The ZCTU secretary-general said they contracted an experienced retired judge to come up with their own draft which they will present to the TNF.
However, he refused to disclose the name of the judge they have tasked with coming up with their own draft, saying it would be premature to do so.
“We have reached an agreement with the retired judge to come up with a draft of the Labour Act guided by the 13 principles,” Moyo said. “We expect him to come up with the draft by the end of April.”
Matsikidze said what he had done was turn the agreed 13 principles into legalese.
“Those not happy with the zero draft should point out where they disagree and they should also point out which of the 13 principles were not captured in the document,” Matsikidze said.
He said it would be easy to draft something that employers would like or something that employees will be happy with but it would not be the product of compromise among the three social partners which it is supposed to be.

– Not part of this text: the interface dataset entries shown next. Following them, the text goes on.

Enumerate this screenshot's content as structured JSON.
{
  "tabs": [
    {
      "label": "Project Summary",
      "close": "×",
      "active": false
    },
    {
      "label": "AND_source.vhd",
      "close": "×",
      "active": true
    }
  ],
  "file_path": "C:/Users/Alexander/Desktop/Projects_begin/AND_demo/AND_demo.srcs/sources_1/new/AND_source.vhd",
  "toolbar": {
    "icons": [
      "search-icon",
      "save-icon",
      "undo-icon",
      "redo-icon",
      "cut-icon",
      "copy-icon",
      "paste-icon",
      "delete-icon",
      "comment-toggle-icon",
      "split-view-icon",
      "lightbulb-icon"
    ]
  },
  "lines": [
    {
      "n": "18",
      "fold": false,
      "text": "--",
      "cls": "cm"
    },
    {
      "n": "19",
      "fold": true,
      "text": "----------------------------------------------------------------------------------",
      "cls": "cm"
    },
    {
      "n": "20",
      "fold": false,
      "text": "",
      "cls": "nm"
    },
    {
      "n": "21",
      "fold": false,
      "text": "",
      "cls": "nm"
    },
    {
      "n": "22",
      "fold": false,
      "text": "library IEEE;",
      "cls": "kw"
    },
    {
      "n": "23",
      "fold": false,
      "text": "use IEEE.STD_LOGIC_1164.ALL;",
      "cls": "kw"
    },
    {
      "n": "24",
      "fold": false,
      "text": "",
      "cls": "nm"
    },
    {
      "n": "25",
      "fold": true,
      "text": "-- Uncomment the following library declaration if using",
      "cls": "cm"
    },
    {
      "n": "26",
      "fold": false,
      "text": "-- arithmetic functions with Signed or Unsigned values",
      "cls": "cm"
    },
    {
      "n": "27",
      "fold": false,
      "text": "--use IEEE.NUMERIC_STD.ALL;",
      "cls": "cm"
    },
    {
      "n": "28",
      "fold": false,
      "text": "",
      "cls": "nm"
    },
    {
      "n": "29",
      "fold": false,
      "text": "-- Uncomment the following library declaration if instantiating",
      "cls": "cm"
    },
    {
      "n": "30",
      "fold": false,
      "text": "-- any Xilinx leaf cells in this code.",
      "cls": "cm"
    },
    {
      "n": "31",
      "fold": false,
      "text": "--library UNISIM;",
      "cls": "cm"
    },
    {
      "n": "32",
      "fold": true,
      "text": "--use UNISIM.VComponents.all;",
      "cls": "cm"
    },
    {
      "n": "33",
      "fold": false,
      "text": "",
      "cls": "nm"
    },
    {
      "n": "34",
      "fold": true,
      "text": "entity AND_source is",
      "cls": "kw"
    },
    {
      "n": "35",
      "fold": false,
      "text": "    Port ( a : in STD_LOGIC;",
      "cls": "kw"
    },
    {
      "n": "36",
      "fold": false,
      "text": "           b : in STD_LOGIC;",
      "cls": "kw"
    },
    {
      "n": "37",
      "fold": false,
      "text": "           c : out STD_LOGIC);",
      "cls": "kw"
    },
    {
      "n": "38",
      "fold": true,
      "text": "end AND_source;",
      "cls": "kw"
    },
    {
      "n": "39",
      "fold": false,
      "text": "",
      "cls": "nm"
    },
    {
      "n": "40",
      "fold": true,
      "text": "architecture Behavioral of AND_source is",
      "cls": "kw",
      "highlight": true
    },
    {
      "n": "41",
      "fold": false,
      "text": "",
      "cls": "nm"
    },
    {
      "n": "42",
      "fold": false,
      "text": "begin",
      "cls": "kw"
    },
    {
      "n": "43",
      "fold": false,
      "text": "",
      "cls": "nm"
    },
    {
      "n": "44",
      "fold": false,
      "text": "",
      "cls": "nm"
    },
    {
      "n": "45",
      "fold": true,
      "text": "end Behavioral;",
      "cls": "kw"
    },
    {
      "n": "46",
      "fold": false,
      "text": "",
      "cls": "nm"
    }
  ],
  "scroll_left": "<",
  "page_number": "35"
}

The bill, among other issues, proposes that if there is a dispute over retrenchment between an employer and affected employees, then both parties will be given 30 days to resolve their differences. Should the two parties fail then the issue will be taken to the retrenchment board which must come up with a resolution within 30 days. During this period, the draft bill states, the retrenched workers will remain employed at the company until the board makes a determination.
In the case where a company makes an application to the board to be exempted from the retrenchment package of two weeks’ pay for every year served, the bill proposes that the board be given 30 days to come up with a response. The bill further proposes that employers should file an urgent application before the Labour Court if the board fails to respond within the given 30-day period.